Only the lines holding the string "SEDTH" are needed; copy each of them from the data.

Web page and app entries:
● ● ● ● ●
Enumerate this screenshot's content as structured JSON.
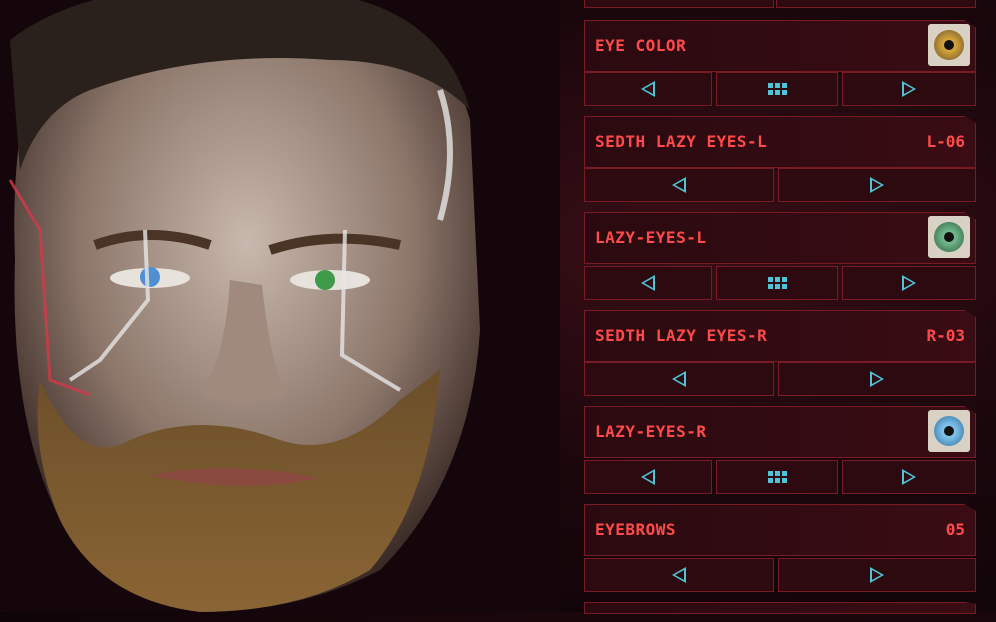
{
  "panel": {
    "rows": [
      {
        "label": "EYE COLOR",
        "swatch_color": "#8a6a2a"
      },
      {
        "label": "SEDTH LAZY EYES-L",
        "value": "L-06"
      },
      {
        "label": "LAZY-EYES-L",
        "swatch_color": "#3f7a54"
      },
      {
        "label": "SEDTH LAZY EYES-R",
        "value": "R-03"
      },
      {
        "label": "LAZY-EYES-R",
        "swatch_color": "#3a84b4"
      },
      {
        "label": "EYEBROWS",
        "value": "05"
      }
    ]
  },
  "colors": {
    "accent_red": "#ff4a4a",
    "accent_cyan": "#4fc3d8",
    "panel_border": "#7a1a24"
  }
}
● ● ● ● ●
Solution to the exercise:
        "label": "SEDTH LAZY EYES-L",
        "label": "SEDTH LAZY EYES-R",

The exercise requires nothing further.